WHAT TO DO
Select and copy out every line in the records containing "state".

-- MATERIAL SUPPLIED follows --

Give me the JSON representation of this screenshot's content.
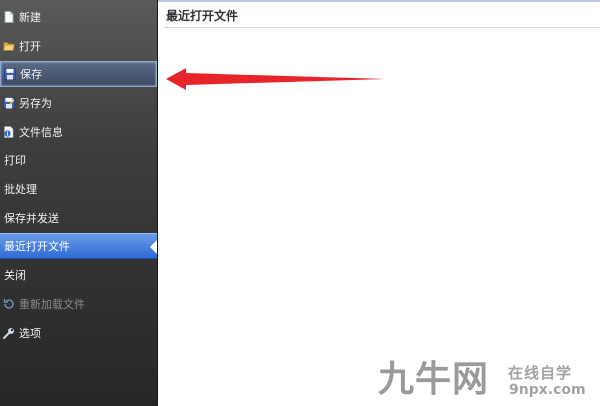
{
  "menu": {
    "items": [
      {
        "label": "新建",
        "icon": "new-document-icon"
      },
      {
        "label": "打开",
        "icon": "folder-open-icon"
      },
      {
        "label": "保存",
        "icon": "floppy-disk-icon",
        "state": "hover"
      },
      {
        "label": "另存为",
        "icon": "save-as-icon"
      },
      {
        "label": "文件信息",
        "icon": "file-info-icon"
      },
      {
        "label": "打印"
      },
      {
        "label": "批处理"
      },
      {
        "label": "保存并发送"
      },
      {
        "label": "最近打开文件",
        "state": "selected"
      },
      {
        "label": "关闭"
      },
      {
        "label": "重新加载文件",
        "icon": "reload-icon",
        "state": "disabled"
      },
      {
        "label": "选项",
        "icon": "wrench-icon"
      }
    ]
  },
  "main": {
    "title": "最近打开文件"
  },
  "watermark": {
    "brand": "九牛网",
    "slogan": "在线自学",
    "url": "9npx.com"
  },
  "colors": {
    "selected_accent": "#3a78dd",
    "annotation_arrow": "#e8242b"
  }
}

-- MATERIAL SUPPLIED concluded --

EXERCISE ANSWER
        "state": "hover"
        "state": "selected"
        "state": "disabled"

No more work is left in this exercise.